[App and web page records]
--------------------------------------------------
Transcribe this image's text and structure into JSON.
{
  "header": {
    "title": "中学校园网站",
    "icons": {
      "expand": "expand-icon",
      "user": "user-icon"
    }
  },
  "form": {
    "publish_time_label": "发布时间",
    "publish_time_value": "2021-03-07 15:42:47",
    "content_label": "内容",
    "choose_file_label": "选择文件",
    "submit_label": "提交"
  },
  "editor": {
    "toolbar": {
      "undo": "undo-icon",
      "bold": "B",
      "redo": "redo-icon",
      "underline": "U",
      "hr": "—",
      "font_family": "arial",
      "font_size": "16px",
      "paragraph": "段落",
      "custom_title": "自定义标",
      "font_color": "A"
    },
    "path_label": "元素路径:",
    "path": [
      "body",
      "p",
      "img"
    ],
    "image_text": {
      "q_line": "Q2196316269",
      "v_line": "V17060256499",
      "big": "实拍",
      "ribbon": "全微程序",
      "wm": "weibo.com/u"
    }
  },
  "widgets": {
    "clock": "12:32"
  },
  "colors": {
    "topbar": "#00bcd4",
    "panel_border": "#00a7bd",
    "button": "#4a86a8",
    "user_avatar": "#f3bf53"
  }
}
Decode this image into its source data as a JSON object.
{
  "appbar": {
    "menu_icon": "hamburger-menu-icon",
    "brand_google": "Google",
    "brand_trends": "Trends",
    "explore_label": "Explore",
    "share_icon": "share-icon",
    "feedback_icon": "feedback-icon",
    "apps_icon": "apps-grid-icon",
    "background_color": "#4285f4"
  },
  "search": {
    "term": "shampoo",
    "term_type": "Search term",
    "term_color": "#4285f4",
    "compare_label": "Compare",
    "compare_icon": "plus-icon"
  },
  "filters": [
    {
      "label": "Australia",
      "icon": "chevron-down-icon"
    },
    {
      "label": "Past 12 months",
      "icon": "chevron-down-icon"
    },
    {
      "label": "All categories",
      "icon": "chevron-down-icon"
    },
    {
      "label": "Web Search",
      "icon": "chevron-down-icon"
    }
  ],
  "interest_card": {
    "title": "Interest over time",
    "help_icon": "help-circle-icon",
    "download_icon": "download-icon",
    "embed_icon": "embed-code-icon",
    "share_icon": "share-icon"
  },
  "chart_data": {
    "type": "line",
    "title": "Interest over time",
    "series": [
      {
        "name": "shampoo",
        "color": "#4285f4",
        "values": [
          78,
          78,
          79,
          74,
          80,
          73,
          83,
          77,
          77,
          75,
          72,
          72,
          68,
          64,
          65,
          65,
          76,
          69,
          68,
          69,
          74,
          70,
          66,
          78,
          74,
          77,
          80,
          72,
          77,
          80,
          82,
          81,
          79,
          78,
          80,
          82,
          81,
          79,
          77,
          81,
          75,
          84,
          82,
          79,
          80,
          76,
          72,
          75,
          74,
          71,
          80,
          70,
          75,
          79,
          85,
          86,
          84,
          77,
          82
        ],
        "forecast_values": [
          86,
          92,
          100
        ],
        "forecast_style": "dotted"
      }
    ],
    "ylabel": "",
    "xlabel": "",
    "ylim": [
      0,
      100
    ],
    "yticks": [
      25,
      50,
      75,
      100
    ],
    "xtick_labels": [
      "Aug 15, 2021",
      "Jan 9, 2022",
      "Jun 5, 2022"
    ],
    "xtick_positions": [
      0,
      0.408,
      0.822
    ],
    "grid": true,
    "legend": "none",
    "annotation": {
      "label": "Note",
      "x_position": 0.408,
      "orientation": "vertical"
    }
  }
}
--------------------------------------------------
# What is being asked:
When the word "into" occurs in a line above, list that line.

# Output below:
Transcribe this image's text and structure into JSON.
Decode this image into its source data as a JSON object.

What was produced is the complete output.